Prehistoric Dog Lived, Died Among Humans
The remains of a husky-like dog found buried near humans at a 7,000-year-old site in Siberia.Vladimir Bazaliiskii/Robert Losey/Sandra Garvie-Lok/Mietje Germonpre/Jennifer Leonard/Andrew Allen/Anne Katzenberg/ Mikhail Sablin
- A male dog that lived 7,000 years ago in Siberia ate human food and was buried as though he were a human.
- The Husky-like dog's remains suggest he worked alongside humans throughout his lifetime.
- A wolf was also ritualistically buried nearby, perhaps serving as a protector to humans in the afterlife.
Burial remains of a dog that lived over 7,000 years ago in Siberia suggest the male Husky-like animal probably lived and died similar to how humans did at that time and place, eating the same food, sustaining work injuries, and getting a human-like burial.
"Based on how northern indigenous people understand animals in historic times, I think the people burying this particular dog saw it as a thinking, social being, perhaps on par with humans in many ways," said Robert Losey, lead author of a study about the dog burial, which has been accepted for publication in the Journal of Anthropological Archaeology.
"I think the act of treating it as a human upon its death indicates that people knew it had a soul, and that the mortuary rites it received were meant to ensure that this soul was properly cared for," added Losey, an associate professor of anthropology at the University of Alberta.
For the study, Losey collaborated with excavation director Vladimir Bazaliiskii and researchers Sandra Garvie-Lok, Mietje Germonpre, Jennifer Leonard, Andrew Allen, Anne Katzenberg, and Mikhail Sablin. Bazaliiskii found the buried dog at the Shamanka cemetery near Lake Baikal, Siberia.
"Just like the humans in the cemetery, the dog was buried with other items, (such as) a long spoon made of antler," Losey said.
The dog was carefully laid to rest lying on his right side in a grave pit that, at other levels, also contained five partial human skeletons.
DNA and stable isotope analysis determined the animal was indeed a dog and that he ate exactly what humans at the site consumed: fish, freshwater seal meat, deer, small mammals, and some plant foods.
The canine's life, as well as that of the people, wasn't easy, though.

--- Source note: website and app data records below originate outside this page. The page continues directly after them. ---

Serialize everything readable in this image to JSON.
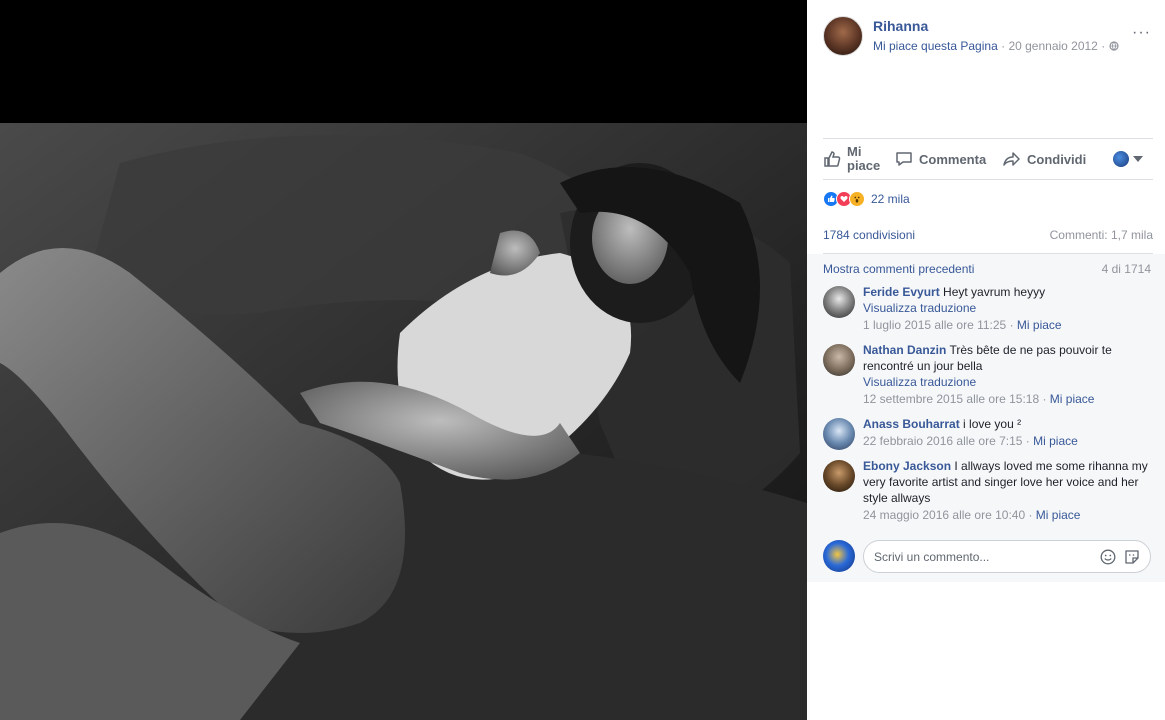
{
  "post": {
    "page_name": "Rihanna",
    "like_page_label": "Mi piace questa Pagina",
    "date": "20 gennaio 2012",
    "separator": "·",
    "more_label": "···"
  },
  "actions": {
    "like_label": "Mi piace",
    "comment_label": "Commenta",
    "share_label": "Condividi"
  },
  "reactions": {
    "count": "22 mila",
    "types": [
      "like",
      "love",
      "wow"
    ]
  },
  "stats": {
    "shares": "1784 condivisioni",
    "comments": "Commenti: 1,7 mila"
  },
  "comments_section": {
    "show_previous": "Mostra commenti precedenti",
    "pager": "4 di 1714",
    "items": [
      {
        "author": "Feride Evyurt",
        "text": "Heyt yavrum heyyy",
        "translate": "Visualizza traduzione",
        "timestamp": "1 luglio 2015 alle ore 11:25",
        "like": "Mi piace"
      },
      {
        "author": "Nathan Danzin",
        "text": "Très bête de ne pas pouvoir te rencontré un jour bella",
        "translate": "Visualizza traduzione",
        "timestamp": "12 settembre 2015 alle ore 15:18",
        "like": "Mi piace"
      },
      {
        "author": "Anass Bouharrat",
        "text": "i love you ²",
        "timestamp": "22 febbraio 2016 alle ore 7:15",
        "like": "Mi piace"
      },
      {
        "author": "Ebony Jackson",
        "text": "I allways loved me some rihanna my very favorite artist and singer love her voice and her style allways",
        "timestamp": "24 maggio 2016 alle ore 10:40",
        "like": "Mi piace"
      }
    ]
  },
  "composer": {
    "placeholder": "Scrivi un commento..."
  },
  "colors": {
    "link": "#385898",
    "muted": "#90949c",
    "like_blue": "#1877f2",
    "love_red": "#f33e58",
    "wow_yellow": "#f7b125"
  }
}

"The dog's skeleton, particularly its vertebrate spines, suggests that it was repeatedly used to transport loads," Losey explained. "This could have included carrying gear on its back that was used in daily activities like hunting, fishing, and gathering plant foods and firewood. The dog also could have been used to transport gear for the purposes of relocating settlements on a seasonal basis."

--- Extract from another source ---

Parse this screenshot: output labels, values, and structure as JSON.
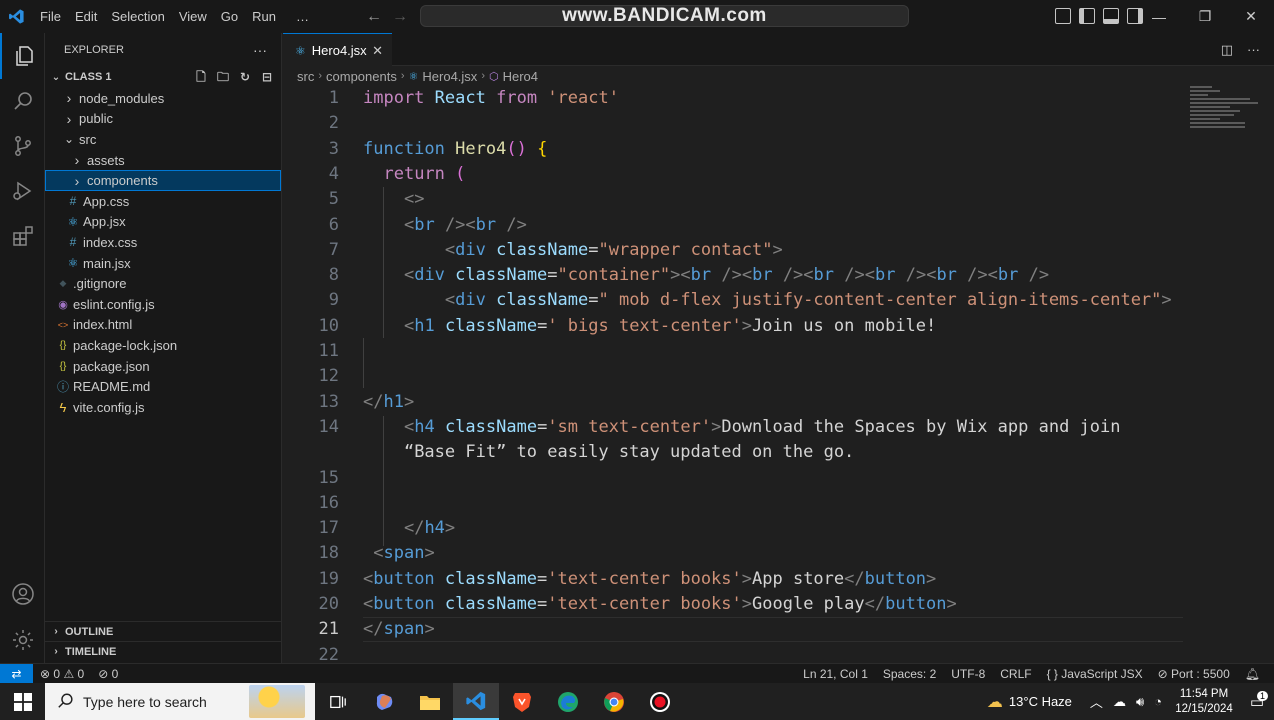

Additional fractures suggest the dog suffered numerous blows during its lifetime, possibly from the feet of red deer during hunting outings. The researchers cannot rule out that humans hit the dog, but its older age at burial, food provisions, and more suggest otherwise.
From the same general time period, the scientists also found a wolf burial at a site called Lokomotiv near the Irkut and Angara rivers in Siberia.
The wolf, which did not consume human-provided foods, appears to have died of old age. Its remains were found wrapped around a human skull. There is no evidence the wolf interacted with the person when alive.
"Perhaps the burial of the wolf with the human head placed between its feet was done to send the spirit or soul of the wolf with this particular human to the afterlife, perhaps as its protector," Losey said.
Susan Crockford, adjunct professor of anthropology at the University of Victoria and author of the book "A Practical Guide to In Situ Dog Remains for the Field Archaeologist" (2009), told Discovery News that she was "surprised to see the description of the wolf/human internment," she added. "That is definitely unusual."
Crockford isn't supporting any particular interpretation of the burials just yet, however, since she said, "There can be many reasons for the ritual treatment of dogs, including ones we might never imagine."